Semaglutide for Weight Loss: Was It Worth the Weight?
Cardiology in Review
Obesity is a major public health issue with an increasing prevalence worldwide. Excess body fat is associated with various comorbidities, as well as increased overall mortality risk. The benefits of weight loss are evident by the reductions in morbidity and mortality. The foundation for most weight loss programs involves strict lifestyle modification, including dietary change and exercise. Unfortunately, many individuals struggle with weight loss and chronic weight management due to difficulty adhering to long-term lifestyle modification and the metabolic adaptations that promote weight regain. The use of adjunctive pharmacotherapy has been employed to help patients not only achieve greater weight loss than lifestyle modification alone but also to assist with long-term weight management. Historically, antiobesity drugs have produced only modest weight loss and required at least once daily administration. Glucagon-like peptide-1 (GLP-1), a hormone with significant effects on glycemic control and weight regulation, has been explored for use as adjunctive pharmacotherapy for weight loss. Semaglutide, a GLP-1 receptor agonist, was recently approved by the Food and Drug Administration for chronic weight management in adults with obesity or who are overweight. The approval came after the publication of the Semaglutide Treatment Effect in People with Obesity clinical trials. In these 68-week trials, semaglutide 2.4 mg was associated with significantly greater weight loss compared to placebo. Semaglutide differs from other GLP-1 receptor agonists by having a longer half-life and producing greater weight loss. This article provides an overview of the discovery and mechanism of action of semaglutide 2.4 mg, and the clinical trials that led to its approval.

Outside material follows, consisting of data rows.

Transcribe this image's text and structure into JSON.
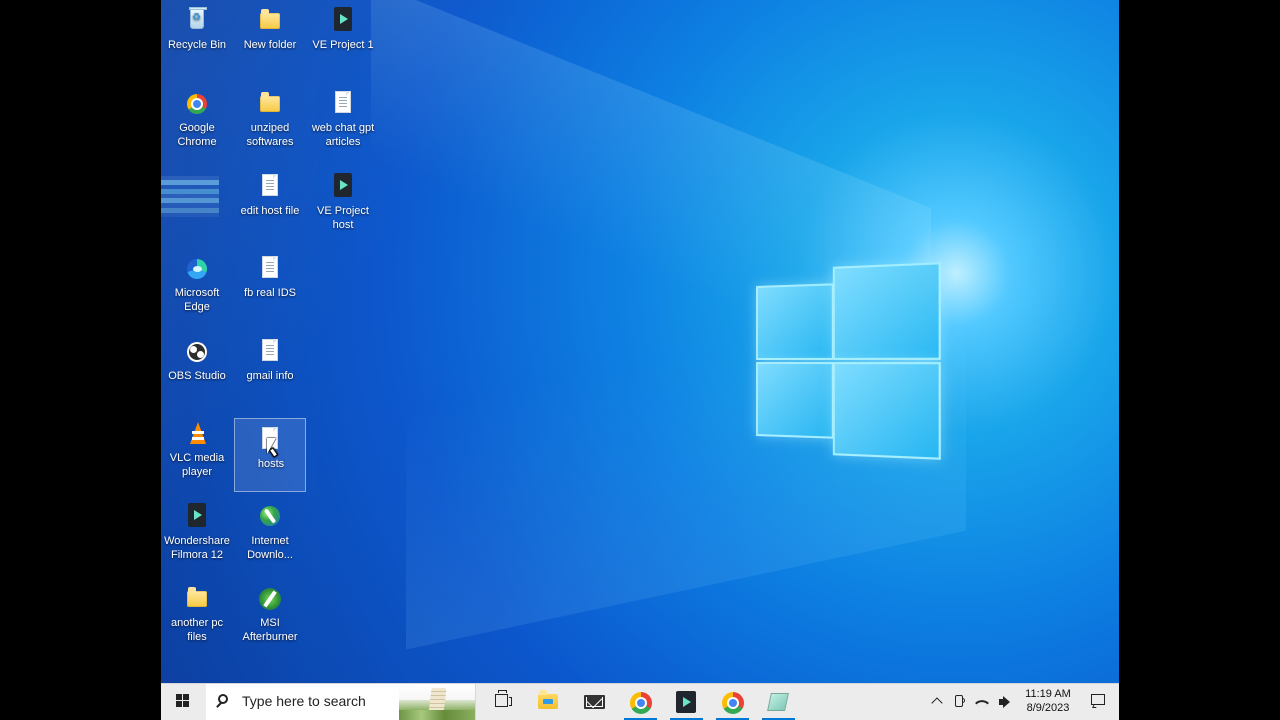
{
  "desktop": {
    "icons": [
      {
        "label": "Recycle Bin",
        "icon": "recycle-bin-icon"
      },
      {
        "label": "New folder",
        "icon": "folder-icon"
      },
      {
        "label": "VE Project 1",
        "icon": "video-project-icon"
      },
      {
        "label": "Google\nChrome",
        "icon": "chrome-icon"
      },
      {
        "label": "unziped\nsoftwares",
        "icon": "folder-icon"
      },
      {
        "label": "web chat gpt\narticles",
        "icon": "text-file-icon"
      },
      {
        "label": "edit host file",
        "icon": "text-file-icon"
      },
      {
        "label": "VE Project\nhost",
        "icon": "video-project-icon"
      },
      {
        "label": "Microsoft\nEdge",
        "icon": "edge-icon"
      },
      {
        "label": "fb real IDS",
        "icon": "text-file-icon"
      },
      {
        "label": "OBS Studio",
        "icon": "obs-icon"
      },
      {
        "label": "gmail info",
        "icon": "document-icon"
      },
      {
        "label": "VLC media\nplayer",
        "icon": "vlc-icon"
      },
      {
        "label": "hosts",
        "icon": "file-icon",
        "selected": true
      },
      {
        "label": "Wondershare\nFilmora 12",
        "icon": "filmora-icon"
      },
      {
        "label": "Internet\nDownlo...",
        "icon": "download-manager-icon"
      },
      {
        "label": "another pc\nfiles",
        "icon": "zip-folder-icon"
      },
      {
        "label": "MSI\nAfterburner",
        "icon": "afterburner-icon"
      }
    ]
  },
  "taskbar": {
    "search_placeholder": "Type here to search",
    "pinned": [
      {
        "name": "task-view",
        "icon": "task-view-icon"
      },
      {
        "name": "file-explorer",
        "icon": "file-explorer-icon"
      },
      {
        "name": "mail",
        "icon": "mail-icon"
      },
      {
        "name": "chrome",
        "icon": "chrome-icon",
        "active": true
      },
      {
        "name": "filmora",
        "icon": "filmora-icon",
        "active": true
      },
      {
        "name": "chrome-profile",
        "icon": "chrome-icon",
        "active": true
      },
      {
        "name": "notes",
        "icon": "notes-icon",
        "active": true
      }
    ],
    "tray": {
      "time": "11:19 AM",
      "date": "8/9/2023"
    }
  },
  "colors": {
    "taskbar_bg": "#ececec",
    "accent": "#0078d7",
    "desktop_bg": "#1276dc"
  }
}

Novograd, J., Mullally, J., & Frishman, W. H. (2022). Semaglutide for Weight Loss: Was It Worth the Weight?. Cardiology in Review, 30 (6), 324-329. https://doi.org/10.1097/CRD.0000000000000430